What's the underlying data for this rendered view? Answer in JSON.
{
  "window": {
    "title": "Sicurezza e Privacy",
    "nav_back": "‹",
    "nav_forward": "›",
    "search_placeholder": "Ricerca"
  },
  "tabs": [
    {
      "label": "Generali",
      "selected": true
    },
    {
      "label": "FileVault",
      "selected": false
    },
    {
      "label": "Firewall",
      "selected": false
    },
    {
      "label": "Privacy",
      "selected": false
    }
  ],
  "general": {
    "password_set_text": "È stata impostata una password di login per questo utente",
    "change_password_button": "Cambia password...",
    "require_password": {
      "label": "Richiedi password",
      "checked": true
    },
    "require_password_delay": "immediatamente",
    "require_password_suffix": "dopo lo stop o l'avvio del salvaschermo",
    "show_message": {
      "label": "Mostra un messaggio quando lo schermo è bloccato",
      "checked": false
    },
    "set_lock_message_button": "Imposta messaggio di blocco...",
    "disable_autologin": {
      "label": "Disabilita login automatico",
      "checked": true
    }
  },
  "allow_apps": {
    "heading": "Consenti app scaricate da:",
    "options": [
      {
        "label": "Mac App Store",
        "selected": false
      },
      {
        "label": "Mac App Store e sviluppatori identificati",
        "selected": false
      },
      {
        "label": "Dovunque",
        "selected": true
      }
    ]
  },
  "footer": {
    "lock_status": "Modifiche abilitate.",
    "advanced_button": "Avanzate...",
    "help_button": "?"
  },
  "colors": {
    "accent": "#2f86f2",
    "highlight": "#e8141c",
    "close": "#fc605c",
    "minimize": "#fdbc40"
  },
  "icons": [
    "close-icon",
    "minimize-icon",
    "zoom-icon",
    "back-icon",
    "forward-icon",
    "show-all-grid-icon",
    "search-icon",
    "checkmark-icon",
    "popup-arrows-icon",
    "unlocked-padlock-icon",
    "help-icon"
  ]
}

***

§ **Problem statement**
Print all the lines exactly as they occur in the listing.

§ **Solution for this task**
What's the underlying data for this rendered view? Answer in JSON.
{
  "window": {
    "title": "Sicurezza e Privacy",
    "nav_back": "‹",
    "nav_forward": "›",
    "search_placeholder": "Ricerca"
  },
  "tabs": [
    {
      "label": "Generali",
      "selected": true
    },
    {
      "label": "FileVault",
      "selected": false
    },
    {
      "label": "Firewall",
      "selected": false
    },
    {
      "label": "Privacy",
      "selected": false
    }
  ],
  "general": {
    "password_set_text": "È stata impostata una password di login per questo utente",
    "change_password_button": "Cambia password...",
    "require_password": {
      "label": "Richiedi password",
      "checked": true
    },
    "require_password_delay": "immediatamente",
    "require_password_suffix": "dopo lo stop o l'avvio del salvaschermo",
    "show_message": {
      "label": "Mostra un messaggio quando lo schermo è bloccato",
      "checked": false
    },
    "set_lock_message_button": "Imposta messaggio di blocco...",
    "disable_autologin": {
      "label": "Disabilita login automatico",
      "checked": true
    }
  },
  "allow_apps": {
    "heading": "Consenti app scaricate da:",
    "options": [
      {
        "label": "Mac App Store",
        "selected": false
      },
      {
        "label": "Mac App Store e sviluppatori identificati",
        "selected": false
      },
      {
        "label": "Dovunque",
        "selected": true
      }
    ]
  },
  "footer": {
    "lock_status": "Modifiche abilitate.",
    "advanced_button": "Avanzate...",
    "help_button": "?"
  },
  "colors": {
    "accent": "#2f86f2",
    "highlight": "#e8141c",
    "close": "#fc605c",
    "minimize": "#fdbc40"
  },
  "icons": [
    "close-icon",
    "minimize-icon",
    "zoom-icon",
    "back-icon",
    "forward-icon",
    "show-all-grid-icon",
    "search-icon",
    "checkmark-icon",
    "popup-arrows-icon",
    "unlocked-padlock-icon",
    "help-icon"
  ]
}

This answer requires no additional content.